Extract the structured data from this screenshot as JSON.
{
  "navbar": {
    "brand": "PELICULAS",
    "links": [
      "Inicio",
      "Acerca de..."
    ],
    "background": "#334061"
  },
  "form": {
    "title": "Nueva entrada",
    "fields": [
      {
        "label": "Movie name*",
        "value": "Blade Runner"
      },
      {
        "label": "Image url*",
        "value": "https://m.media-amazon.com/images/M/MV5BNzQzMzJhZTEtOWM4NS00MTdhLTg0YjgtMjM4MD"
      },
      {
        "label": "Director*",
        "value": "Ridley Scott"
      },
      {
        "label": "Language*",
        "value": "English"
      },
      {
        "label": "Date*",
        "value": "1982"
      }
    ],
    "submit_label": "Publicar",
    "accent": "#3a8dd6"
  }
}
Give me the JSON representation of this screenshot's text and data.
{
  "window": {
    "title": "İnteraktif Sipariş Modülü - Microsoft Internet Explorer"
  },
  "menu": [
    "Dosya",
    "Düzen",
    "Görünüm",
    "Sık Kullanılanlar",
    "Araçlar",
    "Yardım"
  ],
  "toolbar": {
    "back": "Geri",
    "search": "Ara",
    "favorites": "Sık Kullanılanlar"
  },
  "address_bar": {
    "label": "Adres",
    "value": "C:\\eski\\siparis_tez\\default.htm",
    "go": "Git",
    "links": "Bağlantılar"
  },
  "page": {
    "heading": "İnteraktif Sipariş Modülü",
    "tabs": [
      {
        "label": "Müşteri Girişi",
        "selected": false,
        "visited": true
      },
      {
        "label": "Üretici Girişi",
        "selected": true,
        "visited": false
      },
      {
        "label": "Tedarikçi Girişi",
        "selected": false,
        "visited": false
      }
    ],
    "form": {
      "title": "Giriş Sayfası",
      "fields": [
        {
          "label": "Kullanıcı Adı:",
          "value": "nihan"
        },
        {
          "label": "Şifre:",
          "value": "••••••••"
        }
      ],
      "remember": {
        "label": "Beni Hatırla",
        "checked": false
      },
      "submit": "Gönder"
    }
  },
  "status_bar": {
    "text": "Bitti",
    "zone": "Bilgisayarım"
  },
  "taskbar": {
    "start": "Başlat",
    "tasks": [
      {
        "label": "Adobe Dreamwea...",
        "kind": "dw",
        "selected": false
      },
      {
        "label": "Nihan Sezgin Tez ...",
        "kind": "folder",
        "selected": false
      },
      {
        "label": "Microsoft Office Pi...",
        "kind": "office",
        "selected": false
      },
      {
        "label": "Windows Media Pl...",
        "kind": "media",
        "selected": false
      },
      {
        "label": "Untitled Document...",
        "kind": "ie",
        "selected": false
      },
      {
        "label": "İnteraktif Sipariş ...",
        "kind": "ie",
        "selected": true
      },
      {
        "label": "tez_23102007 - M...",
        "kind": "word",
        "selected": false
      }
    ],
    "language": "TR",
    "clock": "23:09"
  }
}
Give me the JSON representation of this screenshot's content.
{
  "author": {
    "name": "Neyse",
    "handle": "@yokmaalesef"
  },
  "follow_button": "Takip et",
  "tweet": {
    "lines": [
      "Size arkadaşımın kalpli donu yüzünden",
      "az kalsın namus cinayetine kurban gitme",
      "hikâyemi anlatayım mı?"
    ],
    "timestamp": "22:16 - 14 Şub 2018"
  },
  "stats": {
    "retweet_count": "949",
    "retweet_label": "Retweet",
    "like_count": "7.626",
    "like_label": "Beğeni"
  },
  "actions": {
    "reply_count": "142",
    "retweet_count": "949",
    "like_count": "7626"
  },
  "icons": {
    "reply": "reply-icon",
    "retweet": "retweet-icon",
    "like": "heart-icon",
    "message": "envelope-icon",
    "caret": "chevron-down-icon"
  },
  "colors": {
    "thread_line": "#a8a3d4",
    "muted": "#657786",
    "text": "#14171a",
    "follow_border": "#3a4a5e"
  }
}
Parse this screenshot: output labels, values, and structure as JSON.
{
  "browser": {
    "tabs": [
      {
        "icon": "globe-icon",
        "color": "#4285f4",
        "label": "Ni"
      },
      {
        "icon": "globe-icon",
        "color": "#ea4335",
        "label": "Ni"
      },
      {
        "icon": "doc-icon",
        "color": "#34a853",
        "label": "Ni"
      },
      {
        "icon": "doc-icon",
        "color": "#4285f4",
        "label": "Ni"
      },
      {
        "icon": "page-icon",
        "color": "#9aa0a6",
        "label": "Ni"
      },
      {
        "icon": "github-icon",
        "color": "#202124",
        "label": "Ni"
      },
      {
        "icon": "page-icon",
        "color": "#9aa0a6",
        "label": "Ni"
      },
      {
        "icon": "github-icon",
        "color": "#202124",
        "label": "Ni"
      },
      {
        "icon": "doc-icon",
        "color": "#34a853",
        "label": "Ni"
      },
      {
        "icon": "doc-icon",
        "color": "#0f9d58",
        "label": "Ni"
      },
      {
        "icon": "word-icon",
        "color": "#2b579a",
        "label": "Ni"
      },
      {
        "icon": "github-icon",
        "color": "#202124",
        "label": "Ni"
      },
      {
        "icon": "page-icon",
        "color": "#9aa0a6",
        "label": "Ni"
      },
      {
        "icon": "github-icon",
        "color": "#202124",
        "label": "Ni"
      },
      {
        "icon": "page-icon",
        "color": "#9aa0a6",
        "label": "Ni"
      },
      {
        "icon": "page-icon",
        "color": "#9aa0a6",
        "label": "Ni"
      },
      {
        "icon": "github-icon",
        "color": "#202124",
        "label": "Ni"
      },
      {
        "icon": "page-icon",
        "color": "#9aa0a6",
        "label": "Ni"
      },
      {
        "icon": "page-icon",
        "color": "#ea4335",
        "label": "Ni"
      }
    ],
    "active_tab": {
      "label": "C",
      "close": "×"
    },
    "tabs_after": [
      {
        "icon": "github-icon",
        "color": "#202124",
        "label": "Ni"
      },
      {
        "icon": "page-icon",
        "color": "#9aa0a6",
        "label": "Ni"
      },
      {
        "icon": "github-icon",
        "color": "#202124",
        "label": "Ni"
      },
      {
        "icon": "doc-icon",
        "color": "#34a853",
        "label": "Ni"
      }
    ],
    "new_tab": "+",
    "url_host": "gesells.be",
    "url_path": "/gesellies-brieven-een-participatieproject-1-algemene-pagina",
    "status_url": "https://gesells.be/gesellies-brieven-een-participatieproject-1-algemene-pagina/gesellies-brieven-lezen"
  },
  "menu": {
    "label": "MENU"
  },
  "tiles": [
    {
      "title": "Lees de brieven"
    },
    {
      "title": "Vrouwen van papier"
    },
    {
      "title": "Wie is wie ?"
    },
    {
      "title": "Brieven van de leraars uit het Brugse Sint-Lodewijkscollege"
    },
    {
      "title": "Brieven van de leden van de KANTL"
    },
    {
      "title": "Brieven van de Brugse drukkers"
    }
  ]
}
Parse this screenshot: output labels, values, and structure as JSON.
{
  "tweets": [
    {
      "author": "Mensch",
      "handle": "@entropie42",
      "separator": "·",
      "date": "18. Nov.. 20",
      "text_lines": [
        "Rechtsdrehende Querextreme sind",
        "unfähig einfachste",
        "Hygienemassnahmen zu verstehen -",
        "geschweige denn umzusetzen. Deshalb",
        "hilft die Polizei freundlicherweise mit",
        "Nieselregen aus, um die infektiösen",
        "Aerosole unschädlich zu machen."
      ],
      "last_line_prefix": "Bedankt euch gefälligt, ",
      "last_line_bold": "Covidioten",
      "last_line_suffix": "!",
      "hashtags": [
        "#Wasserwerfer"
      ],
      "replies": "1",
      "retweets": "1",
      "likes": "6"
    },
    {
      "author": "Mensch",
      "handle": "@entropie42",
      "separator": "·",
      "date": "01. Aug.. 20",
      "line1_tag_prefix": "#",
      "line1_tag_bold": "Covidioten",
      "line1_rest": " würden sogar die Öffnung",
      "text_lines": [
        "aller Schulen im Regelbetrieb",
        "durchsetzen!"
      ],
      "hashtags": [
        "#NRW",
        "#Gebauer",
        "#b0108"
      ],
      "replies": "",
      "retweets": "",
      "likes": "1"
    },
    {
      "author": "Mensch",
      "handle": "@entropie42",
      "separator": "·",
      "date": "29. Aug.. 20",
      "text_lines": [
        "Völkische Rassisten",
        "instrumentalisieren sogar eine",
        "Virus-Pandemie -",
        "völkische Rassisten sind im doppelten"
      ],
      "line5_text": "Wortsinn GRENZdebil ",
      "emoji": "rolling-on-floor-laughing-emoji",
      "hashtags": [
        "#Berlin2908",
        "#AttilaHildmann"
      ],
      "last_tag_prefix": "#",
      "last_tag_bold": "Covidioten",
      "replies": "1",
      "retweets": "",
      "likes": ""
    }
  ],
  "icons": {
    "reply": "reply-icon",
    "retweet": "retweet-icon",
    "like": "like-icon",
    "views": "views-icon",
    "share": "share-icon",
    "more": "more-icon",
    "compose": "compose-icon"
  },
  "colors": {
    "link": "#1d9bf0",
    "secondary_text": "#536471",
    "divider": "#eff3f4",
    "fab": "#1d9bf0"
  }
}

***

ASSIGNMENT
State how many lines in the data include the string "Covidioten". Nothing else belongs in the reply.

SOLUTION TO THE EXERCISE
3